*** Block opens ***

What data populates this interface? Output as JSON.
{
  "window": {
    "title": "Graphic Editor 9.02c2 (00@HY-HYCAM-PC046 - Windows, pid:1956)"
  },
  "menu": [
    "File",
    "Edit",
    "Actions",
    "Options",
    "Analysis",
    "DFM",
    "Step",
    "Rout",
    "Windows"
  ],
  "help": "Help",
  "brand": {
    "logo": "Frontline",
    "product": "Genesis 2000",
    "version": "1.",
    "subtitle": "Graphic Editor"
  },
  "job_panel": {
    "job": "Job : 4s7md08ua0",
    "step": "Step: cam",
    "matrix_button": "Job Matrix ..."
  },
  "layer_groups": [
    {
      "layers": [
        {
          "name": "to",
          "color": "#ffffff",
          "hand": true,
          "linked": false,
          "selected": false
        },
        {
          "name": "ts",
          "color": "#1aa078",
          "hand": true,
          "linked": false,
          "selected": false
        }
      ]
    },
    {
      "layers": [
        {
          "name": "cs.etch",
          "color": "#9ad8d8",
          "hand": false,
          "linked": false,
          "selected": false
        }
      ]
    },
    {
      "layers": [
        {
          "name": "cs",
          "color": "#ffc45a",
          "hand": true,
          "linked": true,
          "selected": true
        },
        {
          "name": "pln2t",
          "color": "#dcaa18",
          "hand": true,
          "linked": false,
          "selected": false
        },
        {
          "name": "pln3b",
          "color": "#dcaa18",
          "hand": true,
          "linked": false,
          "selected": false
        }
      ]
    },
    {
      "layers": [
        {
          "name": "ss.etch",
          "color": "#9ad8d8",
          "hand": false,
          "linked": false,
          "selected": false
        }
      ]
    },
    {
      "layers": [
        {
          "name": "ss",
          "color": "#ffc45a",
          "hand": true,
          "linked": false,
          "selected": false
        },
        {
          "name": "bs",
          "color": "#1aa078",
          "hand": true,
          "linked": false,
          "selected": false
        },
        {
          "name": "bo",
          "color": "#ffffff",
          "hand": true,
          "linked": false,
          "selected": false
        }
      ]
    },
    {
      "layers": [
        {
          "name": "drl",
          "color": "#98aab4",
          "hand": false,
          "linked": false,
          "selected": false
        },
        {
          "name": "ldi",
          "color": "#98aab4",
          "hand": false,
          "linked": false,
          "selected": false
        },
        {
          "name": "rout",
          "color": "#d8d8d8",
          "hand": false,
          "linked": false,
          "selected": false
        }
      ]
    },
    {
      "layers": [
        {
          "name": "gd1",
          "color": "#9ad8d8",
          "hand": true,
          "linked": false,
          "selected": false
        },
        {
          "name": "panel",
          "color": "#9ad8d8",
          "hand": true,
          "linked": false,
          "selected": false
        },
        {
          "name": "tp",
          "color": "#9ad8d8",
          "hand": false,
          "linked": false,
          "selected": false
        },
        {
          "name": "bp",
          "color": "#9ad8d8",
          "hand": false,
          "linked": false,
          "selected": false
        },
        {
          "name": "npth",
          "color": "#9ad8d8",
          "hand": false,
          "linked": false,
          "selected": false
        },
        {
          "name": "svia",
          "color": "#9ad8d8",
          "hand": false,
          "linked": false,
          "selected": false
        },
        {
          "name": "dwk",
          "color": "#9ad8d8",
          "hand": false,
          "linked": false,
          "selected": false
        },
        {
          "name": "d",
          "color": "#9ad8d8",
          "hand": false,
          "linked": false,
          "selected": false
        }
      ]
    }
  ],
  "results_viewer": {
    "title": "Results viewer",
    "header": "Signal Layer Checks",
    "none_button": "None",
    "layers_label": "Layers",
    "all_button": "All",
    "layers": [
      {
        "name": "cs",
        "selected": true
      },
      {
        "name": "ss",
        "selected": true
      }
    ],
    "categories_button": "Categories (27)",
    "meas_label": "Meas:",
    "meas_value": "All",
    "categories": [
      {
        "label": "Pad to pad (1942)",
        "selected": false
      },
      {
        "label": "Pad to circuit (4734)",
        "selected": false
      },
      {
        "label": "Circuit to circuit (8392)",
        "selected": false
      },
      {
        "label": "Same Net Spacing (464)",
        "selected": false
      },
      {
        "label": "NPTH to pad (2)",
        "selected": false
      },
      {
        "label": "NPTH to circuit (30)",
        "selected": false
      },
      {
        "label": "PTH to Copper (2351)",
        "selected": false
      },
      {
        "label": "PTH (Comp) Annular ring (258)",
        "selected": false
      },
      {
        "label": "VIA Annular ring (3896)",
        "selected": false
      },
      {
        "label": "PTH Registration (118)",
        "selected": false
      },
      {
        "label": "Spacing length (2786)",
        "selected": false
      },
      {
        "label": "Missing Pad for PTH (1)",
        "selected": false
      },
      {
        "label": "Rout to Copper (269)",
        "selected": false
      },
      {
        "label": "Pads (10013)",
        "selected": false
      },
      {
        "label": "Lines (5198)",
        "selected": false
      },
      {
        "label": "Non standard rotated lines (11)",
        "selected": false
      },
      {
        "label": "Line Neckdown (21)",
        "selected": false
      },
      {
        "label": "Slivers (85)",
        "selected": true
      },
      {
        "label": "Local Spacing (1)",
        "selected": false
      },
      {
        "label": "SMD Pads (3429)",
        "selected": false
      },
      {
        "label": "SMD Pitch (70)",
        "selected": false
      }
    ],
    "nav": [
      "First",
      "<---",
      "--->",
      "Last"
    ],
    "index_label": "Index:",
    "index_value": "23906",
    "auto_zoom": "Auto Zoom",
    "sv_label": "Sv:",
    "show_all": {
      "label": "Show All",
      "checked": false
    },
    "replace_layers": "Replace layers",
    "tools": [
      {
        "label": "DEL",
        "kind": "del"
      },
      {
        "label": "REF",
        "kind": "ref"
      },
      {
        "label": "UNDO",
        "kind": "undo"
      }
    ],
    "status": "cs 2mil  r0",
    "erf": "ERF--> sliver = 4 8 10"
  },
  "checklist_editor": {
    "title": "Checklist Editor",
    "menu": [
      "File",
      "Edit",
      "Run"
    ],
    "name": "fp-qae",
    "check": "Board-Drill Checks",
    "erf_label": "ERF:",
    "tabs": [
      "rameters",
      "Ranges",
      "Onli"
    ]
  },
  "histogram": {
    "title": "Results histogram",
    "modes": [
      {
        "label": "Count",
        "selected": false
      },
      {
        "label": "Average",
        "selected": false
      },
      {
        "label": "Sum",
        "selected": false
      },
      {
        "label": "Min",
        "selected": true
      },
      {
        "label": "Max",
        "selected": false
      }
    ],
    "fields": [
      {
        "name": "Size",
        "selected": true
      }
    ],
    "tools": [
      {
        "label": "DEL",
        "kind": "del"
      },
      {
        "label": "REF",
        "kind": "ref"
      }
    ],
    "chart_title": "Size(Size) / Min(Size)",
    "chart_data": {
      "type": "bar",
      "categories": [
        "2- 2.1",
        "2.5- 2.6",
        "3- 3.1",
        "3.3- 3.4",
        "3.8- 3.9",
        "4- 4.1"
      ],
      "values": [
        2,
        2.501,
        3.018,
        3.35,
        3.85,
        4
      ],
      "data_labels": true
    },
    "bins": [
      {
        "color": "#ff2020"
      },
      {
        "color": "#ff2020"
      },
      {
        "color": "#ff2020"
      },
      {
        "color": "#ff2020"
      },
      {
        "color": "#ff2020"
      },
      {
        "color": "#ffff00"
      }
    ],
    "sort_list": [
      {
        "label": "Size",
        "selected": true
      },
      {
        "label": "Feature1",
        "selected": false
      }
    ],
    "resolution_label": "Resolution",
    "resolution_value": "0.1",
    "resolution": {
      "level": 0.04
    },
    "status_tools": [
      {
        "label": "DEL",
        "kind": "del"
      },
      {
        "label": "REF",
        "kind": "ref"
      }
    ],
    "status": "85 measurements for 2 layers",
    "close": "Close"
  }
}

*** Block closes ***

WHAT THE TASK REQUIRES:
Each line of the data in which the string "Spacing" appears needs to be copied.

WRITTEN REPLY:
        "label": "Same Net Spacing (464)",
        "label": "Spacing length (2786)",
        "label": "Local Spacing (1)",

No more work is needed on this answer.